Last week, I was lecturing to a group of undergraduate finance majors and was amazed by the number of students who didn’t know the current shape of the Treasury yield curve. I don’t expect everyone to know this, but I do expect it from a student who is months from earning a finance degree. I decided to capitalize on this ‘teachable moment’.
Why This is Important
So often, the biggest question that students have is “Is this going to be on the test?“ I try to move them to a place where they want to know “Why is this important?” That, to me, is a far more reasonable question. I explain that it isn’t enough to be able to memorize formulas and generate numeric answers. They must be able to explain what those numbers mean — in English.
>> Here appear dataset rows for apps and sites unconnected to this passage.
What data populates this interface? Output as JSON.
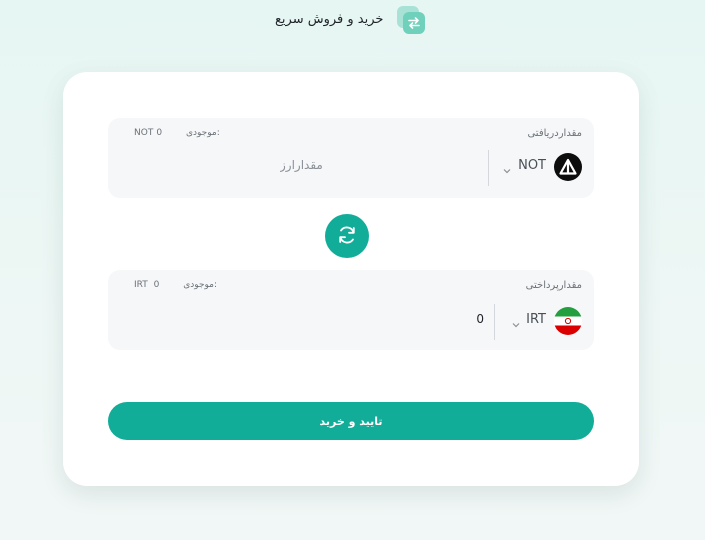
{
  "header": {
    "title": "خرید و فروش سریع",
    "icon": "swap-arrows-icon"
  },
  "receive": {
    "label": "مقداردریافتی",
    "balance_label": "موجودی:",
    "balance_value": "0",
    "balance_currency": "NOT",
    "currency_symbol": "NOT",
    "currency_icon": "notcoin-icon",
    "amount_placeholder": "مقدارارز",
    "amount_value": ""
  },
  "swap": {
    "icon": "refresh-icon"
  },
  "pay": {
    "label": "مقدارپرداختی",
    "balance_label": "موجودی:",
    "balance_value": "0",
    "balance_currency": "IRT",
    "currency_symbol": "IRT",
    "currency_icon": "iran-flag-icon",
    "amount_value": "0"
  },
  "confirm": {
    "label": "تایید و خرید"
  },
  "colors": {
    "accent": "#12ad98",
    "background": "#e6f6f3",
    "card": "#ffffff",
    "field": "#f6f7f9"
  }
}
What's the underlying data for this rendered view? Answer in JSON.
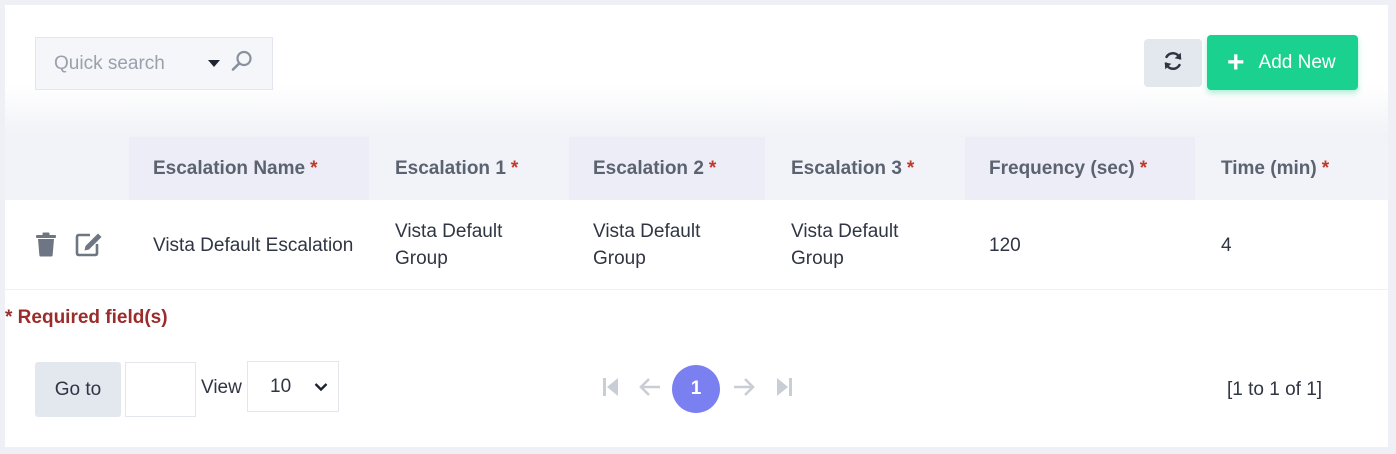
{
  "toolbar": {
    "search_placeholder": "Quick search",
    "add_new_label": "Add New",
    "add_new_icon": "+"
  },
  "table": {
    "columns": [
      {
        "label": "Escalation Name",
        "required_mark": "*"
      },
      {
        "label": "Escalation 1",
        "required_mark": "*"
      },
      {
        "label": "Escalation 2",
        "required_mark": "*"
      },
      {
        "label": "Escalation 3",
        "required_mark": "*"
      },
      {
        "label": "Frequency (sec)",
        "required_mark": "*"
      },
      {
        "label": "Time (min)",
        "required_mark": "*"
      }
    ],
    "rows": [
      {
        "name": "Vista Default Escalation",
        "escalation1": "Vista Default Group",
        "escalation2": "Vista Default Group",
        "escalation3": "Vista Default Group",
        "frequency": "120",
        "time": "4"
      }
    ],
    "required_note": "* Required field(s)"
  },
  "pagination": {
    "goto_label": "Go to",
    "view_label": "View",
    "page_size": "10",
    "current_page": "1",
    "range_text": "[1 to 1 of 1]"
  },
  "colors": {
    "accent_green": "#1bd18f",
    "page_active": "#7a80f0",
    "required_red": "#c0392b"
  }
}
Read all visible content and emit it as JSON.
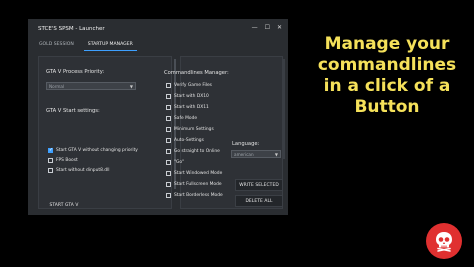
{
  "window": {
    "title": "STCE'S SPSM - Launcher",
    "controls": {
      "minimize": "—",
      "maximize": "☐",
      "close": "✕"
    }
  },
  "tabs": [
    {
      "label": "GOLD SESSION",
      "active": false
    },
    {
      "label": "STARTUP MANAGER",
      "active": true
    }
  ],
  "left": {
    "priority_label": "GTA V Process Priority:",
    "priority_value": "Normal",
    "start_settings_label": "GTA V Start settings:",
    "options": [
      {
        "label": "Start GTA V without changing priority",
        "checked": true
      },
      {
        "label": "FPS Boost",
        "checked": false
      },
      {
        "label": "Start without dinput8.dll",
        "checked": false
      }
    ],
    "start_button": "START GTA V"
  },
  "right": {
    "manager_label": "Commandlines Manager:",
    "commands": [
      {
        "label": "Verify Game Files",
        "checked": false
      },
      {
        "label": "Start with DX10",
        "checked": false
      },
      {
        "label": "Start with DX11",
        "checked": false
      },
      {
        "label": "Safe Mode",
        "checked": false
      },
      {
        "label": "Minimum Settings",
        "checked": false
      },
      {
        "label": "Auto-Settings",
        "checked": false
      },
      {
        "label": "Go straight to Online",
        "checked": false
      },
      {
        "label": "\"Go\"",
        "checked": false
      },
      {
        "label": "Start Windowed Mode",
        "checked": false
      },
      {
        "label": "Start Fullscreen Mode",
        "checked": false
      },
      {
        "label": "Start Borderless Mode",
        "checked": false
      }
    ],
    "language_label": "Language:",
    "language_value": "american",
    "write_button": "WRITE SELECTED",
    "delete_button": "DELETE ALL"
  },
  "promo": {
    "line1": "Manage your",
    "line2": "commandlines",
    "line3": "in a click of a",
    "line4": "Button"
  },
  "colors": {
    "promo_text": "#f5e15a",
    "badge": "#e03030",
    "accent": "#3ea0ff"
  },
  "icons": {
    "badge_icon": "skull-icon"
  }
}
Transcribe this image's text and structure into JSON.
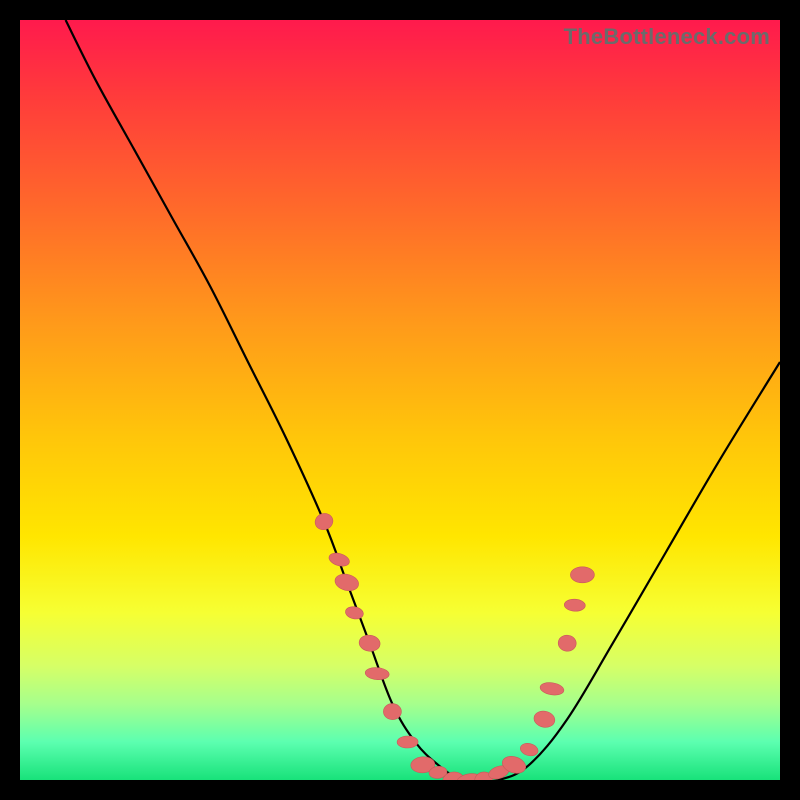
{
  "watermark": "TheBottleneck.com",
  "chart_data": {
    "type": "line",
    "title": "",
    "xlabel": "",
    "ylabel": "",
    "xlim": [
      0,
      100
    ],
    "ylim": [
      0,
      100
    ],
    "background_gradient": {
      "top": "#ff1a4d",
      "mid": "#ffe600",
      "bottom": "#18e27a"
    },
    "series": [
      {
        "name": "bottleneck-curve",
        "x": [
          6,
          10,
          15,
          20,
          25,
          30,
          35,
          40,
          43,
          46,
          49,
          52,
          55,
          58,
          60,
          63,
          67,
          72,
          78,
          85,
          92,
          100
        ],
        "y": [
          100,
          92,
          83,
          74,
          65,
          55,
          45,
          34,
          26,
          18,
          10,
          5,
          2,
          0,
          0,
          0,
          2,
          8,
          18,
          30,
          42,
          55
        ],
        "color": "#000000"
      }
    ],
    "markers": {
      "name": "highlight-points",
      "color": "#e26a6a",
      "points": [
        {
          "x": 40,
          "y": 34
        },
        {
          "x": 42,
          "y": 29
        },
        {
          "x": 43,
          "y": 26
        },
        {
          "x": 44,
          "y": 22
        },
        {
          "x": 46,
          "y": 18
        },
        {
          "x": 47,
          "y": 14
        },
        {
          "x": 49,
          "y": 9
        },
        {
          "x": 51,
          "y": 5
        },
        {
          "x": 53,
          "y": 2
        },
        {
          "x": 55,
          "y": 1
        },
        {
          "x": 57,
          "y": 0
        },
        {
          "x": 59,
          "y": 0
        },
        {
          "x": 61,
          "y": 0
        },
        {
          "x": 63,
          "y": 1
        },
        {
          "x": 65,
          "y": 2
        },
        {
          "x": 67,
          "y": 4
        },
        {
          "x": 69,
          "y": 8
        },
        {
          "x": 70,
          "y": 12
        },
        {
          "x": 72,
          "y": 18
        },
        {
          "x": 73,
          "y": 23
        },
        {
          "x": 74,
          "y": 27
        }
      ]
    }
  }
}
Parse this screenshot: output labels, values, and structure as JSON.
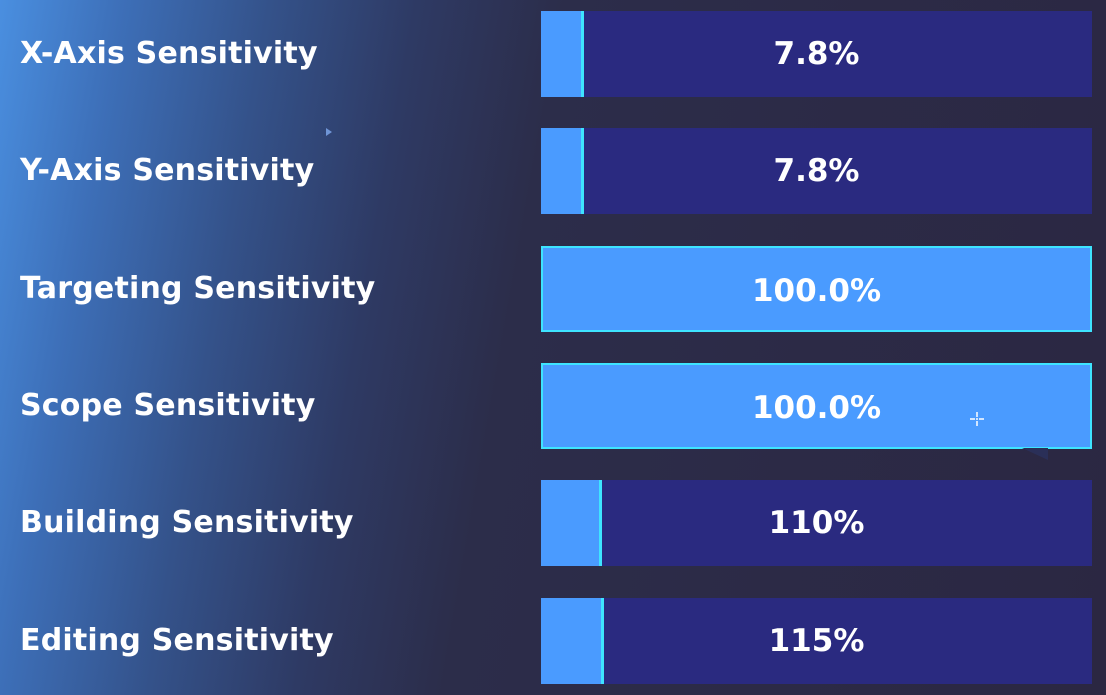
{
  "settings": [
    {
      "label": "X-Axis Sensitivity",
      "value_text": "7.8%",
      "fill_fraction": 0.078
    },
    {
      "label": "Y-Axis Sensitivity",
      "value_text": "7.8%",
      "fill_fraction": 0.078
    },
    {
      "label": "Targeting Sensitivity",
      "value_text": "100.0%",
      "fill_fraction": 1.0
    },
    {
      "label": "Scope Sensitivity",
      "value_text": "100.0%",
      "fill_fraction": 1.0
    },
    {
      "label": "Building Sensitivity",
      "value_text": "110%",
      "fill_fraction": 0.11
    },
    {
      "label": "Editing Sensitivity",
      "value_text": "115%",
      "fill_fraction": 0.115
    }
  ],
  "colors": {
    "slider_track": "#2a2a80",
    "slider_fill": "#4a9bff",
    "slider_edge": "#3ee4ff",
    "label_text": "#ffffff"
  },
  "icons": {
    "cursor": "crosshair-cursor-icon"
  }
}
Further, I tell them that I don’t want them to learn just for me because I will test them and eventually assign a course grade. Instead, I want them to learn because the concepts are relevant and may have meaning for them later in life. This brings me back to the Treasury yield curve. One thing that I tell students is that one of my goals is to give them a greater appreciation for some of the things that they hear on the nightly business report. The Treasury yield curve is one such topic. Interest rates are an important factor in financial markets for many reasons. They affect our borrowing, our investing and the state of the general economy. In the United States, the Treasury yield curve is a graphic depiction of one of the most important set of interest rates — interest rates related to Treasury securities of varying maturities. The maturities range from 30 days to 30 years. Comparing short-term, long-term and immediate-term interest rates can tell us a lot about the current and expected future state of the economy.
Plotting interest rates on the Y-axis and maturities on the X-axis on a two-dimensional graph creates a line that can take many shapes. Most of the time this shape has a gentle, upward slope where 30-year interest rates are higher than 30-day interest rates. Because this is the most common shape the yield curve takes, we call this the normal curve. If 30-year rates are higher than 30-day rates by more than 3%, we would consider that shape to be steep as long-term securities are paying a significant premium over short-term securities. If 30-year rates are lower than 30-day rates, this is an unusual situation. Because this is rare, we call this shape inverted. Finally, if 30-year rates are about the same as 30-day rates, the shape of the yield curve is considered to be flat (or humped if there is some variation in intermediate-term rates).
What the Shapes Mean
Based on economic theory, as well as historical evidence, the shape of the yield curve tells us a lot about what we might be able to expect in the future. A normal yield curve indicates that the economy is expected to grow at a normal rate over the foreseeable future without extraordinary inflation. This is the ideal situation. A steep yield curve indicates that the economy is expected to improve soon and may even signal an expansion (the next phase after a recession). This happens because current conditions force short-term interest rates to remain low but optimism about the future causes investors to start driving longer term rates up through increased demand. By contrast, an inverted yield curve effectively tells the opposite story. Pessimism about the future drives longer term interest rates below short-term interest rates because of a lack of demand. A flat curve can either mean that the economy is transitioning from a stable state to a weak state or that there is considerable uncertainty about the future.
The Current Treasury Yield Curve and What it Means for Investors
Right now, long-term interest rates are more than four percentage points higher than short-term interest rates. Therefore, the current shape of the Treasury yield curve is steep. This is a strong indication that the economy is entering an expansion and that the recession is over. Some people mistakenly think that this yield curve business is only meaningful to bond investors. Not true! The Treasury yield curve is an economic indicator. A transition from a recessionary time to one of expansion is big news for all investors — and even non-investors. It means that the stock market (another economic indicator) should be strong in the future. It means that consumer confidence and therefore spending should increase. This should lead to lower unemployment. Therefore, if you are an investor who has been sitting ‘on the sidelines’ waiting for a good time to re-enter the market, now (or at least very soon) might be the time.
OK. The economics/finance lesson is over, but just think of how you can impress your friends at your next cocktail party!